Where: The course is on the A1, five miles north of the town. You also can take the Metro service to Four Lane Ends station from Newcastle station, and then the bus to the course (0191- 236 2020).

When: the first of seven races starts at 2.10pm.

How much: from pounds 4.


Once known as a town for old fogeys, Bournemouth is now hip and happening, with a new Oceanarium featuring sharks, and plenty of sandy beaches. Once you've done the town, take a boat to Brownsea Island, where Lord Baden- Powell took a pioneering group of scouts. The island, half-a-mile long, is a wilderness where you can spot red squirrels and deer. For an overview of the town, go up in the hot-air balloon stationed near the pier.

Where: Bournemouth Oceanarium, in Pier Approach (0120-231 1993).

When: Oceanarium open 10am-9pm; How much: pounds 5.60 adults, pounds 3.60 children, pounds 15 for a family ticket.

Getting there: A boat from Bournemouth Pier to the island costs pounds 7.50 (0120-255 8550). You can also take a boat from Poole Quay.


This annual festival is the last big music blow-out of the summer. The main stages are headlined by Plant and Page (on Friday), Beastie Boys (on Saturday) and Garbage (on Sunday) with appearances from Ash, Mansun, Prodigy, Supergrass, The Bluetone and Foo Fighters. There's also the Melody Maker stage (Kenickie, Travis, Spiritualised), the DM stage (Gomez and Alabama 3) and the Carlsberg stage playing host to Roni Size. If the field gets too muddy for you, watch further acts at the nearby Rivermead centre for pounds 3 a go.

Where: Reading, Berks (0181-963 0940).

When: Friday-Sunday.

How much: weekend tickets pounds 75; daily pounds 30.


This travelling funfair includes a fleet of vintage vehicles and rock'n'roll dodgems for the young at heart. For steam enthusiasts, there's also jubilee steam `gallopers' and for anyone willing to part with some money, a vintage slot arcade. There also are plenty of refreshments and children's activities.

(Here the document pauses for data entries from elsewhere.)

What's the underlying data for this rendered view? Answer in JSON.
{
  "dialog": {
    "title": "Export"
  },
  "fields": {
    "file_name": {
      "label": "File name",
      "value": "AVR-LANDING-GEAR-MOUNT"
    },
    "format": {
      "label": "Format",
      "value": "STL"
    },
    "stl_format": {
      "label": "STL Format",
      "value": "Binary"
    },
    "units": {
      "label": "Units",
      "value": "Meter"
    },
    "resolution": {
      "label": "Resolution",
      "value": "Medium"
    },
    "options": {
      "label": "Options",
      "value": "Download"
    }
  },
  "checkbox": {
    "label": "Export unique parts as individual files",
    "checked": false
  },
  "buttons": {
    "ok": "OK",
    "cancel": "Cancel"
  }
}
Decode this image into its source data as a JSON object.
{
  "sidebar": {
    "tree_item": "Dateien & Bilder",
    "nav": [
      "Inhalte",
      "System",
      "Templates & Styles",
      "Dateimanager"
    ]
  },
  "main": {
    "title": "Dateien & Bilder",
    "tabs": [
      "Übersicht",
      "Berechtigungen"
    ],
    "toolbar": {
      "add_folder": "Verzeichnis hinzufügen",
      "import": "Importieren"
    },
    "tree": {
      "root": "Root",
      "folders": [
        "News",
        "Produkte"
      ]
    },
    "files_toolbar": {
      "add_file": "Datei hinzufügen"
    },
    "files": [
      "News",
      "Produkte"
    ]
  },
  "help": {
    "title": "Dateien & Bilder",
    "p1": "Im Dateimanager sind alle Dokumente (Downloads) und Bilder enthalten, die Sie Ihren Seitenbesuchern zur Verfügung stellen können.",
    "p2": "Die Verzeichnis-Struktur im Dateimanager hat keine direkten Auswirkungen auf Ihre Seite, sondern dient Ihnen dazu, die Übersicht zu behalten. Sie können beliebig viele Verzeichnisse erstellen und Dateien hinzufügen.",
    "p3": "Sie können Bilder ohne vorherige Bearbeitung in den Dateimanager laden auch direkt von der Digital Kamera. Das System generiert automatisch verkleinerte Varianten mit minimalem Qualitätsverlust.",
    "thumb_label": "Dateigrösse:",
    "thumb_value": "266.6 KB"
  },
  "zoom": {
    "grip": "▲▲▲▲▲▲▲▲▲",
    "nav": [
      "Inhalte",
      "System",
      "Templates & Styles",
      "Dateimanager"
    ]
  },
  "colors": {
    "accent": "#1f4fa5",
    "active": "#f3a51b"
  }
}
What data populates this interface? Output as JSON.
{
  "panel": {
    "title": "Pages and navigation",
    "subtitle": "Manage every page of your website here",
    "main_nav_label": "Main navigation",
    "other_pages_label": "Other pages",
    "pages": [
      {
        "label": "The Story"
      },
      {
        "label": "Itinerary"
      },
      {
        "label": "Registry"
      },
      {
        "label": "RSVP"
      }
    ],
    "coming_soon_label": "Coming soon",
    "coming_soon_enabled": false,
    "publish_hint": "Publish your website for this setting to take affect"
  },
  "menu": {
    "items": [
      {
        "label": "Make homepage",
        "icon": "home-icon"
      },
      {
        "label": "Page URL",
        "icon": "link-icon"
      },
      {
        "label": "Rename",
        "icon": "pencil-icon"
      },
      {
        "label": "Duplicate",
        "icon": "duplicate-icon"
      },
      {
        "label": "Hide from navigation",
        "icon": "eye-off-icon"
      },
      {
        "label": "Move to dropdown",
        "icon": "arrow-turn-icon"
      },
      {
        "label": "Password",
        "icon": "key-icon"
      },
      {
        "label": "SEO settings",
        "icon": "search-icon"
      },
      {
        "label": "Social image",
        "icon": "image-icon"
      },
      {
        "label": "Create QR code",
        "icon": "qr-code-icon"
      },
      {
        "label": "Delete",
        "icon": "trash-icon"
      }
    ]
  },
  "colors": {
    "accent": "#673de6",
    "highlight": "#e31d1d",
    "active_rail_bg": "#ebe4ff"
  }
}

Where: the fair stops at Barham Park on Harrow Road, Wembley (0162-8 52 3375).

When: bank holiday Monday.


This nature walk is more of a pub crawl, with three excellent hostelries within four-and-a-half miles. Take the signposted bridleway from Buckden Pike, and follow the track through the trees. You'll need to cross some natural stepping stones before reaching The Buck; stop there for a little light refreshment. Then on towards Cray, where you'll find The White Lion, then along a natural level terrace - looking down on some fabulous dales - to the farmhouse Scar House. The track

dips down to Hubberholme, home of The George Inn; the village also has a medieval church containing some of Robert Thompson's famous Kilburn mice.

Where: Buckden, Yorkshire Dales. From Buckden Pike.

Distance: Nearly five miles (easy).